The law passed in Texas in 2005. Mothers Against Drunk Driving is one of the major proponents of this legislation. Recently, a suit was filed against former Texas Supreme Court Justice Tom Phillips and his wife. Bobby and Cheryl King, the parents of Audrey King, are sued after Audrey’s death a year and a half ago. She was at the Phillips’ residence for a party the night of her accident, was drinking underage, and got into an accident on the way home. Although it was determined that the accident was her fault and that she was driving while intoxicated, the King’s have a right to hold the Phillips liable. They are also suing the owners of the convenience store where the alcohol was bought.

The Phillips are fighting the charges, saying that they were unaware alcohol was being consumed on their property. In most cases, ignorance is not a legally valid excuse.

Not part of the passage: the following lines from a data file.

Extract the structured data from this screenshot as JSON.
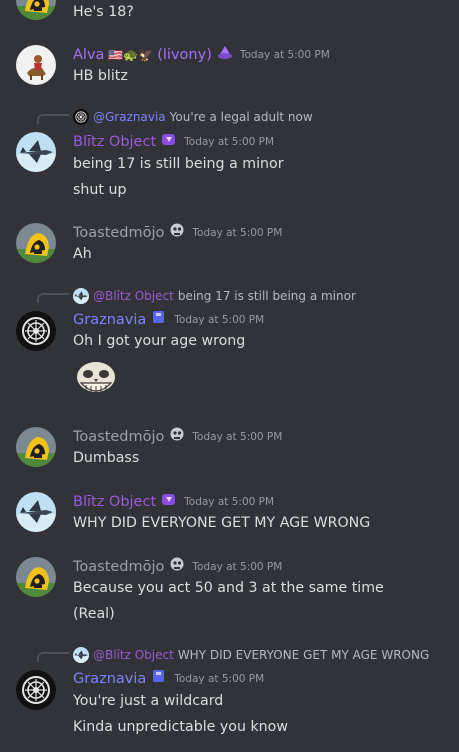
{
  "colors": {
    "background": "#313338",
    "text": "#dbdee1",
    "muted": "#949ba4",
    "blitz": "#9b59d6",
    "graznavia": "#7c83ff",
    "toasted": "#9aa0a8",
    "alva": "#a371f7"
  },
  "messages": {
    "m0": {
      "line1": "He's 18?"
    },
    "alva": {
      "username": "Alva",
      "flags": "🇺🇸🐢🦅",
      "suffix": "(livony)",
      "badge_icon": "purple-crystal-icon",
      "timestamp": "Today at 5:00 PM",
      "line1": "HB blitz"
    },
    "blitz1": {
      "reply_name": "@Graznavia",
      "reply_text": "You're a legal adult now",
      "username": "Blītz Object",
      "badge_icon": "purple-spark-icon",
      "timestamp": "Today at 5:00 PM",
      "line1": "being 17 is still being a minor",
      "line2": "shut up"
    },
    "toasted1": {
      "username": "Toastedmōjo",
      "badge_icon": "skull-badge-icon",
      "timestamp": "Today at 5:00 PM",
      "line1": "Ah"
    },
    "graz1": {
      "reply_name": "@Blītz Object",
      "reply_text": "being 17 is still being a minor",
      "username": "Graznavia",
      "badge_icon": "blue-flask-icon",
      "timestamp": "Today at 5:00 PM",
      "line1": "Oh I got your age wrong",
      "emoji": "troll-skull-emoji"
    },
    "toasted2": {
      "username": "Toastedmōjo",
      "timestamp": "Today at 5:00 PM",
      "line1": "Dumbass"
    },
    "blitz2": {
      "username": "Blītz Object",
      "timestamp": "Today at 5:00 PM",
      "line1": "WHY DID EVERYONE GET MY AGE WRONG"
    },
    "toasted3": {
      "username": "Toastedmōjo",
      "timestamp": "Today at 5:00 PM",
      "line1": "Because you act 50 and 3 at the same time",
      "line2": "(Real)"
    },
    "graz2": {
      "reply_name": "@Blītz Object",
      "reply_text": "WHY DID EVERYONE GET MY AGE WRONG",
      "username": "Graznavia",
      "timestamp": "Today at 5:00 PM",
      "line1": "You're just a wildcard",
      "line2": "Kinda unpredictable you know"
    }
  }
}
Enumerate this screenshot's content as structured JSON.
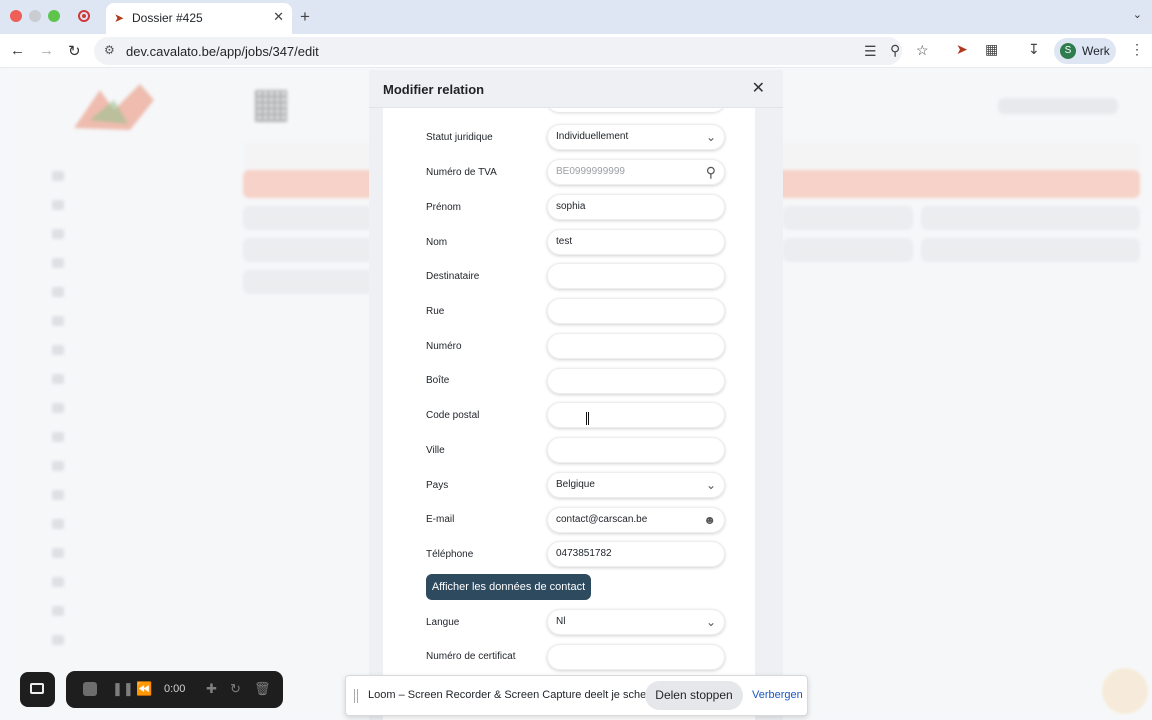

Contact a Dallas Personal Injury Attorney at our firm if you have lost someone you loved in a drunk driving accident, or in any other situation caused by inexcusable negligence. We may be able to help.